3. 35 Pa. C.S. § 5311.13, repealed by the Act of June 29, 2015, P.L. 36.
4. Section 1504 of the Statutory Construction Act provides:In all cases where a remedy is provided or a duty is enjoined or anything is directed to be done by any statute, the directions of the statute shall be strictly pursued, and no penalty shall be inflicted, or anything done agreeably to the common law, in such cases, further than shall be necessary for carrying such statute into effect.
5. This Court's review of a trial court's order sustaining preliminary objections and dismissing a complaint is limited to determining whether the trial court abused its discretion or committed an error of law. Petty v. Hosp. Serv. Ass'n of Ne. Pa., 967 A.2d 439, 443 n.7 (Pa. Cmwlth. 2009), aff'd, 23 A.3d 1004 (Pa. 2011). When reviewing preliminary objections, the Court must regard all well pleaded relevant and material facts as true and may sustain preliminary objections only when they are free and clear from doubt. Id.
6. Thirteen other counties—Beaver, Berks, Chester, Clarion, Cumberland, Dauphin, Delaware, Lebanon, Mercer, Somerset, Washington, Westmoreland, and York (Amici Counties)—filed similar complaints against various telecommunication service providers in their respective counties. The Amici Counties filed an amicus curiae brief pursuant to Pennsylvania Rule of Appellate Procedure 531, and their arguments align closely with those advanced by the County. Additionally, the Pennsylvania Chamber of Business and Industry and the Chamber of Commerce of the United States of America filed an amicus curiae brief, aligned with the Service Providers.
7. While we understand former Section 5307 of the 911 Act to have pertained unambiguously to the collection of 911 fees once a subscriber had been billed, we note that this Court would not grant deference to the Mateff Affidavit even if former Section 5307 were ambiguous.
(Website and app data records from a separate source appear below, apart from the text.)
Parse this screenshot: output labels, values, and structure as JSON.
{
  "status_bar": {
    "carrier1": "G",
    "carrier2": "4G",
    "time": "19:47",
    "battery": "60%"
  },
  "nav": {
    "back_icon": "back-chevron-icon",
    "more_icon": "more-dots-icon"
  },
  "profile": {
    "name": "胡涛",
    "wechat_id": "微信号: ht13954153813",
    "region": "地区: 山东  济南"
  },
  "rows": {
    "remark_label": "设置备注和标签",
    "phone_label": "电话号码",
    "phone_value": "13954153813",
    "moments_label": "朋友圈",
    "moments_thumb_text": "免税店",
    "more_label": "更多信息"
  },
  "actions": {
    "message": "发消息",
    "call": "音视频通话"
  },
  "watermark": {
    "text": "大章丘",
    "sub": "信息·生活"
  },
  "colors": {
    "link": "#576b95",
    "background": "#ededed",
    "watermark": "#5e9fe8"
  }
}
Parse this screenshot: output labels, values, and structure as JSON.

The County does not cite to a single case, nor is this Court aware of any, in support of the position that courts should grant deference to an affidavit by a single employee of an administrative agency in civil litigation, particularly, litigation in which the agency is not a part.
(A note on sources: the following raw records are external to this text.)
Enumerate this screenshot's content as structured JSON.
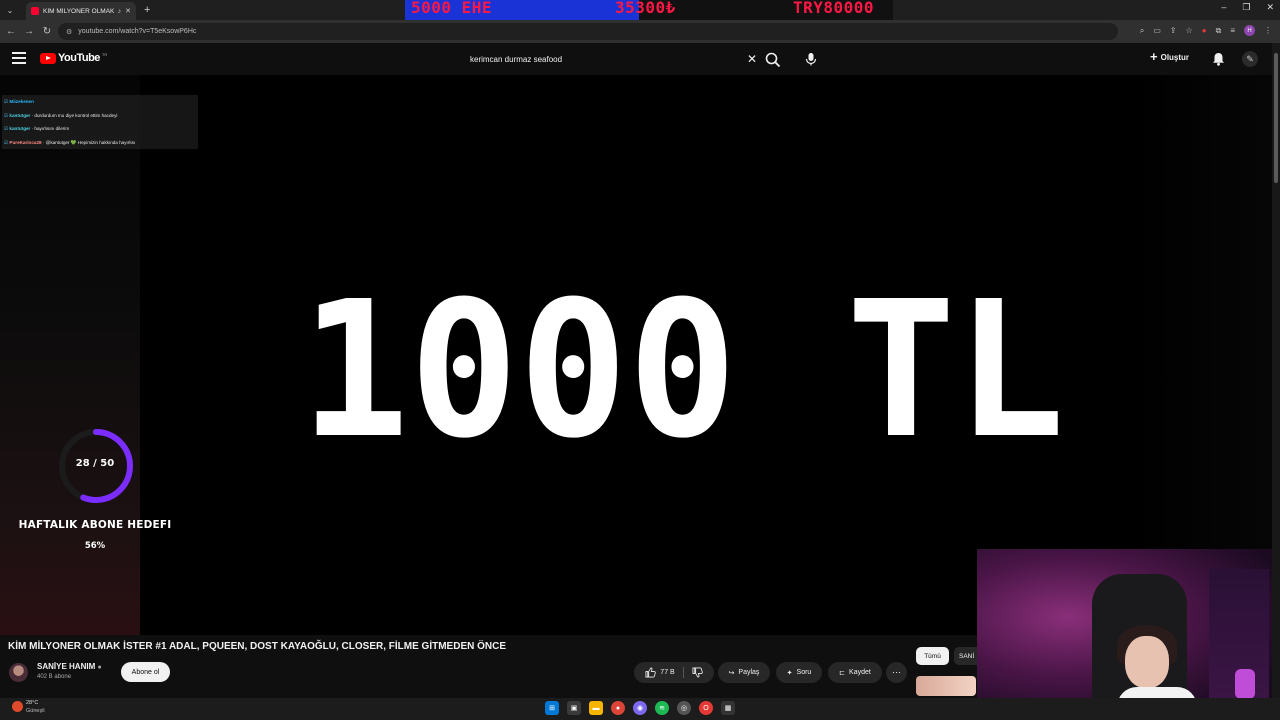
{
  "browser": {
    "tab_title": "KİM MİLYONER OLMAK İSTE...",
    "url": "youtube.com/watch?v=T5eKsowP6Hc"
  },
  "ticker": {
    "left": "5000 EHE",
    "middle": "35300₺",
    "right": "TRY80000"
  },
  "header": {
    "logo": "YouTube",
    "logo_region": "TR",
    "search_value": "kerimcan durmaz seafood",
    "create_label": "Oluştur"
  },
  "overlay": {
    "chat": [
      {
        "user": "Miizekenen",
        "message": "",
        "user_color": "blue"
      },
      {
        "user": "kantutger",
        "message": "durdurdum mu diye kontrol ettim hacdeyi",
        "user_color": "teal"
      },
      {
        "user": "kantutger",
        "message": "hayırlısını dilerim",
        "user_color": "teal"
      },
      {
        "user": "PureKarinca28",
        "message": "@kantutger 💚 Hepimizin hakkında hayırlısı",
        "user_color": "pink"
      }
    ],
    "big_text": "1000 TL",
    "goal": {
      "count": "28 / 50",
      "current": 28,
      "target": 50,
      "title": "HAFTALIK ABONE HEDEFI",
      "percent_label": "56%"
    }
  },
  "video": {
    "title": "KİM MİLYONER OLMAK İSTER #1 ADAL, PQUEEN, DOST KAYAOĞLU, CLOSER, FİLME GİTMEDEN ÖNCE",
    "channel": "SANİYE HANIM",
    "subscribers": "402 B abone",
    "subscribe_label": "Abone ol",
    "likes": "77 B",
    "share_label": "Paylaş",
    "ask_label": "Soru",
    "save_label": "Kaydet"
  },
  "chips": {
    "all": "Tümü",
    "sani": "SANİ"
  },
  "taskbar": {
    "temp": "28°C",
    "weather": "Güneşli"
  }
}
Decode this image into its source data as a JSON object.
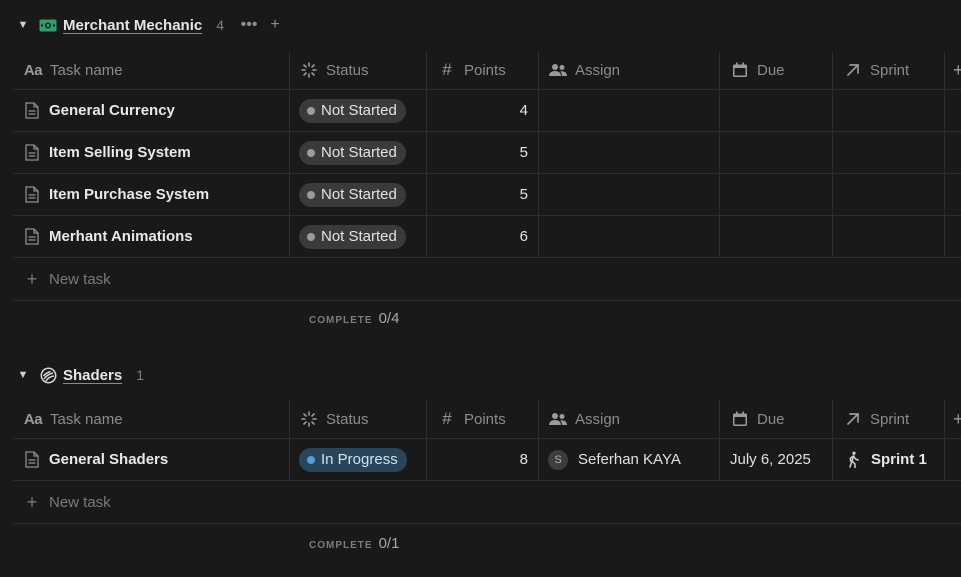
{
  "columns": {
    "task_name": "Task name",
    "status": "Status",
    "points": "Points",
    "assign": "Assign",
    "due": "Due",
    "sprint": "Sprint",
    "add": "+"
  },
  "groups": [
    {
      "title": "Merchant Mechanic",
      "count": "4",
      "summary_label": "COMPLETE",
      "summary_value": "0/4",
      "new_task_label": "New task",
      "rows": [
        {
          "name": "General Currency",
          "status": "Not Started",
          "points": "4"
        },
        {
          "name": "Item Selling System",
          "status": "Not Started",
          "points": "5"
        },
        {
          "name": "Item Purchase System",
          "status": "Not Started",
          "points": "5"
        },
        {
          "name": "Merhant Animations",
          "status": "Not Started",
          "points": "6"
        }
      ]
    },
    {
      "title": "Shaders",
      "count": "1",
      "summary_label": "COMPLETE",
      "summary_value": "0/1",
      "new_task_label": "New task",
      "rows": [
        {
          "name": "General Shaders",
          "status": "In Progress",
          "points": "8",
          "avatar_initial": "S",
          "assignee": "Seferhan KAYA",
          "due": "July 6, 2025",
          "sprint": "Sprint 1"
        }
      ]
    }
  ],
  "icons": {
    "group1": "money-icon",
    "group2": "swirl-icon",
    "task": "document-icon",
    "sprint": "walking-person-icon"
  },
  "colors": {
    "background": "#191919",
    "not_started_pill": "#3a3a3a",
    "in_progress_pill": "#28455a",
    "in_progress_dot": "#4ea1d8",
    "money_icon": "#2e9e6a"
  }
}
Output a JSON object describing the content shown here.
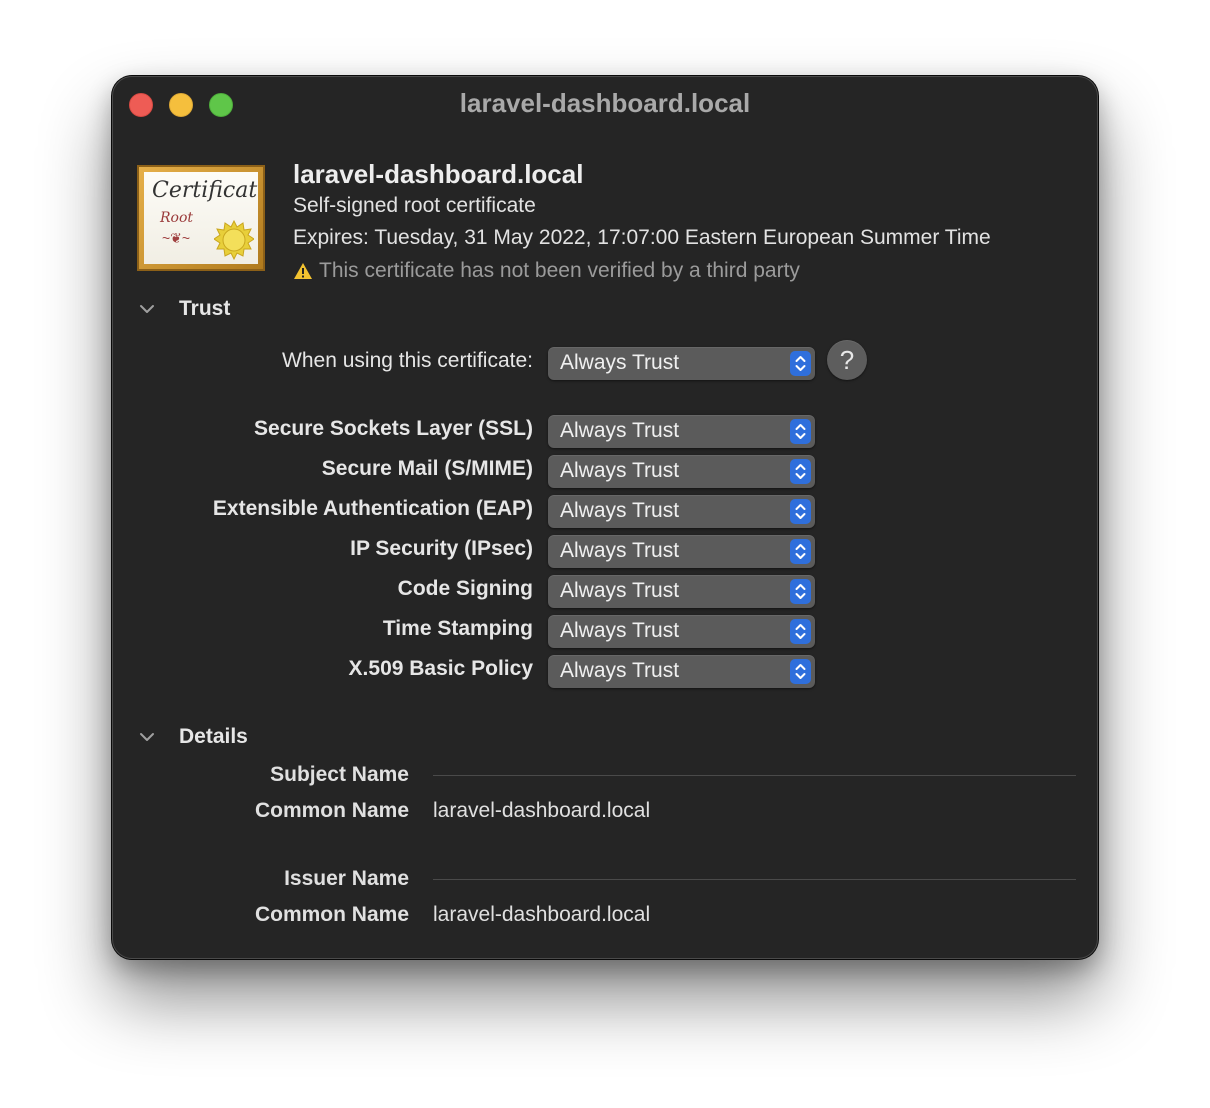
{
  "window": {
    "title": "laravel-dashboard.local"
  },
  "header": {
    "icon": "certificate-root-icon",
    "name": "laravel-dashboard.local",
    "kind": "Self-signed root certificate",
    "expires": "Expires: Tuesday, 31 May 2022, 17:07:00 Eastern European Summer Time",
    "warning": "This certificate has not been verified by a third party",
    "certificate_text": "Certificate",
    "certificate_sub": "Root"
  },
  "trust": {
    "title": "Trust",
    "when_using": {
      "label": "When using this certificate:",
      "value": "Always Trust"
    },
    "help_label": "?",
    "policies": [
      {
        "label": "Secure Sockets Layer (SSL)",
        "value": "Always Trust"
      },
      {
        "label": "Secure Mail (S/MIME)",
        "value": "Always Trust"
      },
      {
        "label": "Extensible Authentication (EAP)",
        "value": "Always Trust"
      },
      {
        "label": "IP Security (IPsec)",
        "value": "Always Trust"
      },
      {
        "label": "Code Signing",
        "value": "Always Trust"
      },
      {
        "label": "Time Stamping",
        "value": "Always Trust"
      },
      {
        "label": "X.509 Basic Policy",
        "value": "Always Trust"
      }
    ]
  },
  "details": {
    "title": "Details",
    "subject": {
      "heading": "Subject Name",
      "label": "Common Name",
      "value": "laravel-dashboard.local"
    },
    "issuer": {
      "heading": "Issuer Name",
      "label": "Common Name",
      "value": "laravel-dashboard.local"
    }
  },
  "colors": {
    "window_bg": "#252525",
    "popup_bg": "#5b5b5b",
    "stepper_blue": "#2f6fdc",
    "warning_yellow": "#f2c230"
  }
}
8. Section 5545 of the Nonprofit Law provides:A nonprofit corporation whose lawful activities involve among other things the charging of fees or prices for its services or products, shall have the right to receive such income and, in so doing, may make an incidental profit. All such incidental profits shall be applied to the maintenance and operation of the lawful activities of the corporation, and in no case shall be divided or distributed in any manner whatsoever among the members, directors, or officers of the corporation. As used in this section the terms fees or prices do not include rates of contribution, fees or dues levied under an insurance certificate issued by a fraternal benefit society, so long as the distribution of profits arising from said fees or prices is limited to the purposes set forth in this section and section 5551 (relating to dividends prohibited; compensation and certain payments authorized).
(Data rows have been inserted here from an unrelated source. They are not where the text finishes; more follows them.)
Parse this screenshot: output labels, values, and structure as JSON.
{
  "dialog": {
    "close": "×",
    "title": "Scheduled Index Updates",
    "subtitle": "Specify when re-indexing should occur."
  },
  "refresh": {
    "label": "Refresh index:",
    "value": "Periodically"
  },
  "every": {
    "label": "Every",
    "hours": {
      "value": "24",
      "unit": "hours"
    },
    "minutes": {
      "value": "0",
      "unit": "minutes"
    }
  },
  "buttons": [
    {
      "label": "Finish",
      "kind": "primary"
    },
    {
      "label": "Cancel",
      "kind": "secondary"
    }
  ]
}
9. Prior to amendments that the General Assembly made to the Nonprofit Law in 2013, Section 5793(a) of the Nonprofit Law provided:(a) General rule. Upon petition of any person whose status as, or whose rights or duties as, a member, director, member of an other body, officer or otherwise of a nonprofit corporation are or may be affected by any corporate action, the court may hear and determine the validity of such corporate action.
Judge Cohn Jubelirer did not participate in the decision of this case.